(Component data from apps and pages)

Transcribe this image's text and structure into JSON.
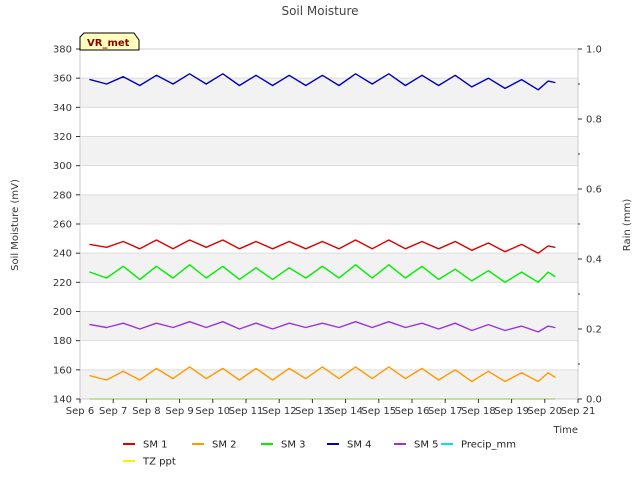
{
  "chart_data": {
    "type": "line",
    "title": "Soil Moisture",
    "xlabel": "Time",
    "ylabel": "Soil Moisture (mV)",
    "y2label": "Rain (mm)",
    "badge": "VR_met",
    "x_ticks": [
      "Sep 6",
      "Sep 7",
      "Sep 8",
      "Sep 9",
      "Sep 10",
      "Sep 11",
      "Sep 12",
      "Sep 13",
      "Sep 14",
      "Sep 15",
      "Sep 16",
      "Sep 17",
      "Sep 18",
      "Sep 19",
      "Sep 20",
      "Sep 21"
    ],
    "xlim": [
      6,
      21
    ],
    "ylim": [
      140,
      380
    ],
    "y_ticks": [
      140,
      160,
      180,
      200,
      220,
      240,
      260,
      280,
      300,
      320,
      340,
      360,
      380
    ],
    "y2lim": [
      0.0,
      1.0
    ],
    "y2_ticks": [
      "0.0",
      "0.2",
      "0.4",
      "0.6",
      "0.8",
      "1.0"
    ],
    "grid": true,
    "legend_position": "bottom",
    "series": [
      {
        "name": "SM 1",
        "color": "#dd0000",
        "x": [
          6.3,
          6.8,
          7.3,
          7.8,
          8.3,
          8.8,
          9.3,
          9.8,
          10.3,
          10.8,
          11.3,
          11.8,
          12.3,
          12.8,
          13.3,
          13.8,
          14.3,
          14.8,
          15.3,
          15.8,
          16.3,
          16.8,
          17.3,
          17.8,
          18.3,
          18.8,
          19.3,
          19.8,
          20.1,
          20.3
        ],
        "y": [
          246,
          244,
          248,
          243,
          249,
          243,
          249,
          244,
          249,
          243,
          248,
          243,
          248,
          243,
          248,
          243,
          249,
          243,
          249,
          243,
          248,
          243,
          248,
          242,
          247,
          241,
          246,
          240,
          245,
          244
        ]
      },
      {
        "name": "SM 2",
        "color": "#ff9900",
        "x": [
          6.3,
          6.8,
          7.3,
          7.8,
          8.3,
          8.8,
          9.3,
          9.8,
          10.3,
          10.8,
          11.3,
          11.8,
          12.3,
          12.8,
          13.3,
          13.8,
          14.3,
          14.8,
          15.3,
          15.8,
          16.3,
          16.8,
          17.3,
          17.8,
          18.3,
          18.8,
          19.3,
          19.8,
          20.1,
          20.3
        ],
        "y": [
          156,
          153,
          159,
          153,
          161,
          154,
          162,
          154,
          161,
          153,
          161,
          153,
          161,
          154,
          162,
          154,
          162,
          154,
          162,
          154,
          161,
          153,
          160,
          152,
          159,
          152,
          158,
          152,
          158,
          155
        ]
      },
      {
        "name": "SM 3",
        "color": "#00ee00",
        "x": [
          6.3,
          6.8,
          7.3,
          7.8,
          8.3,
          8.8,
          9.3,
          9.8,
          10.3,
          10.8,
          11.3,
          11.8,
          12.3,
          12.8,
          13.3,
          13.8,
          14.3,
          14.8,
          15.3,
          15.8,
          16.3,
          16.8,
          17.3,
          17.8,
          18.3,
          18.8,
          19.3,
          19.8,
          20.1,
          20.3
        ],
        "y": [
          227,
          223,
          231,
          222,
          231,
          223,
          232,
          223,
          231,
          222,
          230,
          222,
          230,
          223,
          231,
          223,
          232,
          223,
          232,
          223,
          231,
          222,
          229,
          221,
          228,
          220,
          227,
          220,
          227,
          224
        ]
      },
      {
        "name": "SM 4",
        "color": "#0000bb",
        "x": [
          6.3,
          6.8,
          7.3,
          7.8,
          8.3,
          8.8,
          9.3,
          9.8,
          10.3,
          10.8,
          11.3,
          11.8,
          12.3,
          12.8,
          13.3,
          13.8,
          14.3,
          14.8,
          15.3,
          15.8,
          16.3,
          16.8,
          17.3,
          17.8,
          18.3,
          18.8,
          19.3,
          19.8,
          20.1,
          20.3
        ],
        "y": [
          359,
          356,
          361,
          355,
          362,
          356,
          363,
          356,
          363,
          355,
          362,
          355,
          362,
          355,
          362,
          355,
          363,
          356,
          363,
          355,
          362,
          355,
          362,
          354,
          360,
          353,
          359,
          352,
          358,
          357
        ]
      },
      {
        "name": "SM 5",
        "color": "#9933dd",
        "x": [
          6.3,
          6.8,
          7.3,
          7.8,
          8.3,
          8.8,
          9.3,
          9.8,
          10.3,
          10.8,
          11.3,
          11.8,
          12.3,
          12.8,
          13.3,
          13.8,
          14.3,
          14.8,
          15.3,
          15.8,
          16.3,
          16.8,
          17.3,
          17.8,
          18.3,
          18.8,
          19.3,
          19.8,
          20.1,
          20.3
        ],
        "y": [
          191,
          189,
          192,
          188,
          192,
          189,
          193,
          189,
          193,
          188,
          192,
          188,
          192,
          189,
          192,
          189,
          193,
          189,
          193,
          189,
          192,
          188,
          192,
          187,
          191,
          187,
          190,
          186,
          190,
          189
        ]
      },
      {
        "name": "Precip_mm",
        "color": "#00e5e5",
        "axis": "right",
        "x": [
          6.3,
          20.3
        ],
        "y": [
          0.0,
          0.0
        ]
      },
      {
        "name": "TZ ppt",
        "color": "#ffee00",
        "x": [
          6.3,
          20.3
        ],
        "y": [
          140,
          140
        ]
      }
    ]
  }
}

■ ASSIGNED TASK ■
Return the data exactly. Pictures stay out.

■ COMPLETED TASK ■
Transcribe this image's text and structure into JSON.
{
  "chart_data": {
    "type": "line",
    "title": "Soil Moisture",
    "xlabel": "Time",
    "ylabel": "Soil Moisture (mV)",
    "y2label": "Rain (mm)",
    "badge": "VR_met",
    "x_ticks": [
      "Sep 6",
      "Sep 7",
      "Sep 8",
      "Sep 9",
      "Sep 10",
      "Sep 11",
      "Sep 12",
      "Sep 13",
      "Sep 14",
      "Sep 15",
      "Sep 16",
      "Sep 17",
      "Sep 18",
      "Sep 19",
      "Sep 20",
      "Sep 21"
    ],
    "xlim": [
      6,
      21
    ],
    "ylim": [
      140,
      380
    ],
    "y_ticks": [
      140,
      160,
      180,
      200,
      220,
      240,
      260,
      280,
      300,
      320,
      340,
      360,
      380
    ],
    "y2lim": [
      0.0,
      1.0
    ],
    "y2_ticks": [
      "0.0",
      "0.2",
      "0.4",
      "0.6",
      "0.8",
      "1.0"
    ],
    "grid": true,
    "legend_position": "bottom",
    "series": [
      {
        "name": "SM 1",
        "color": "#dd0000",
        "x": [
          6.3,
          6.8,
          7.3,
          7.8,
          8.3,
          8.8,
          9.3,
          9.8,
          10.3,
          10.8,
          11.3,
          11.8,
          12.3,
          12.8,
          13.3,
          13.8,
          14.3,
          14.8,
          15.3,
          15.8,
          16.3,
          16.8,
          17.3,
          17.8,
          18.3,
          18.8,
          19.3,
          19.8,
          20.1,
          20.3
        ],
        "y": [
          246,
          244,
          248,
          243,
          249,
          243,
          249,
          244,
          249,
          243,
          248,
          243,
          248,
          243,
          248,
          243,
          249,
          243,
          249,
          243,
          248,
          243,
          248,
          242,
          247,
          241,
          246,
          240,
          245,
          244
        ]
      },
      {
        "name": "SM 2",
        "color": "#ff9900",
        "x": [
          6.3,
          6.8,
          7.3,
          7.8,
          8.3,
          8.8,
          9.3,
          9.8,
          10.3,
          10.8,
          11.3,
          11.8,
          12.3,
          12.8,
          13.3,
          13.8,
          14.3,
          14.8,
          15.3,
          15.8,
          16.3,
          16.8,
          17.3,
          17.8,
          18.3,
          18.8,
          19.3,
          19.8,
          20.1,
          20.3
        ],
        "y": [
          156,
          153,
          159,
          153,
          161,
          154,
          162,
          154,
          161,
          153,
          161,
          153,
          161,
          154,
          162,
          154,
          162,
          154,
          162,
          154,
          161,
          153,
          160,
          152,
          159,
          152,
          158,
          152,
          158,
          155
        ]
      },
      {
        "name": "SM 3",
        "color": "#00ee00",
        "x": [
          6.3,
          6.8,
          7.3,
          7.8,
          8.3,
          8.8,
          9.3,
          9.8,
          10.3,
          10.8,
          11.3,
          11.8,
          12.3,
          12.8,
          13.3,
          13.8,
          14.3,
          14.8,
          15.3,
          15.8,
          16.3,
          16.8,
          17.3,
          17.8,
          18.3,
          18.8,
          19.3,
          19.8,
          20.1,
          20.3
        ],
        "y": [
          227,
          223,
          231,
          222,
          231,
          223,
          232,
          223,
          231,
          222,
          230,
          222,
          230,
          223,
          231,
          223,
          232,
          223,
          232,
          223,
          231,
          222,
          229,
          221,
          228,
          220,
          227,
          220,
          227,
          224
        ]
      },
      {
        "name": "SM 4",
        "color": "#0000bb",
        "x": [
          6.3,
          6.8,
          7.3,
          7.8,
          8.3,
          8.8,
          9.3,
          9.8,
          10.3,
          10.8,
          11.3,
          11.8,
          12.3,
          12.8,
          13.3,
          13.8,
          14.3,
          14.8,
          15.3,
          15.8,
          16.3,
          16.8,
          17.3,
          17.8,
          18.3,
          18.8,
          19.3,
          19.8,
          20.1,
          20.3
        ],
        "y": [
          359,
          356,
          361,
          355,
          362,
          356,
          363,
          356,
          363,
          355,
          362,
          355,
          362,
          355,
          362,
          355,
          363,
          356,
          363,
          355,
          362,
          355,
          362,
          354,
          360,
          353,
          359,
          352,
          358,
          357
        ]
      },
      {
        "name": "SM 5",
        "color": "#9933dd",
        "x": [
          6.3,
          6.8,
          7.3,
          7.8,
          8.3,
          8.8,
          9.3,
          9.8,
          10.3,
          10.8,
          11.3,
          11.8,
          12.3,
          12.8,
          13.3,
          13.8,
          14.3,
          14.8,
          15.3,
          15.8,
          16.3,
          16.8,
          17.3,
          17.8,
          18.3,
          18.8,
          19.3,
          19.8,
          20.1,
          20.3
        ],
        "y": [
          191,
          189,
          192,
          188,
          192,
          189,
          193,
          189,
          193,
          188,
          192,
          188,
          192,
          189,
          192,
          189,
          193,
          189,
          193,
          189,
          192,
          188,
          192,
          187,
          191,
          187,
          190,
          186,
          190,
          189
        ]
      },
      {
        "name": "Precip_mm",
        "color": "#00e5e5",
        "axis": "right",
        "x": [
          6.3,
          20.3
        ],
        "y": [
          0.0,
          0.0
        ]
      },
      {
        "name": "TZ ppt",
        "color": "#ffee00",
        "x": [
          6.3,
          20.3
        ],
        "y": [
          140,
          140
        ]
      }
    ]
  }
}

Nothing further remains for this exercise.